• The current bridge proposal doesn’t help cyclists or pedestrians that use the railway station. The majority of these would be inconvenienced by having to use the bridge. They would continue to use the Trinity Street crossing (frustrating/hazardous though it is) because it is a more direct route to their destination.
It is unlikely that Greenhead College students coming out of the Railway Station would use the footbridge.
So is there a better solution than a bridge?
• The cycling route via Back Cecil Street and Rifle Fields could be easily upgraded at little expense. This would then make a seamless route via the underpass.
• Rather than the bridge, many would argue, that significant improvements could alternatively be made to the Trinity Street crossing. Doing this would serve BOTH:
Pedestrians using the Bus Station
Pedestrians and Cyclists using the Railway Station
Making a good cycling and pedestrian friendly crossing at Trinity Street would be an expensive project, but it is likely that the construction of a bridge would be considerably more costly.
What does the Dft say about Bridges?
The government document “Gear Change” was published in 2020. As can be seen from the quote below, it was not very enthusiastic about bridges:
Major ‘iconic’ items, such as overbridges must form part of wider, properly thought-through schemes.
There is sometimes a temptation to build costly showpiece structures in isolation without thinking enough about the purpose they truly serve and the roads and routes which lead to them. We will only support such things when they overcome a major barrier on a desire line which cannot safely be crossed in other ways, and where they form an essential, properly connected part of a wider network of good, safe routes.
So what now?
It is not presumed that the above arguments constitute everything that there is to say on the proposal. There is undoubtably more to discuss.
Given the controversial nature of this project it would seem sensible for Kirklees Council to initiate a public debate with a wide range of stakeholders so that the ‘pros’ and ‘cons’ of the proposal can be fully understood. Only after this should a decision be made.
The bridge could well turn out to be a useful and successful project. But it could also result in being a very expensive and wasteful mistake.
Kirklees Officers, the Cabinet, its councillors, WYCA Active Travel officers and all local stakeholders need to be able to engage in a well-informed public debate or some kind of workshop before this project proceeds any further.

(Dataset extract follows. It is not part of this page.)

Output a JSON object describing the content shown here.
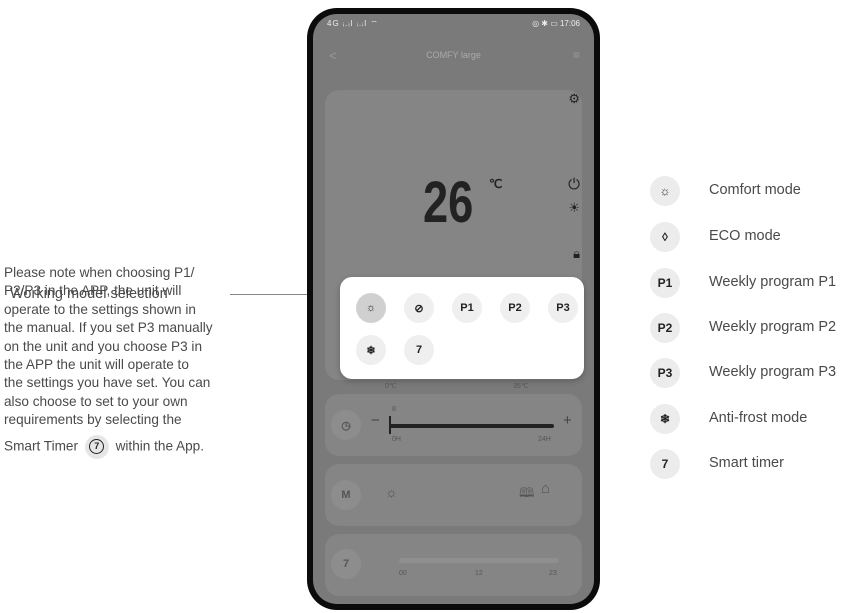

It is truly hoped that the council will facilitate this debate at the earliest opportunity.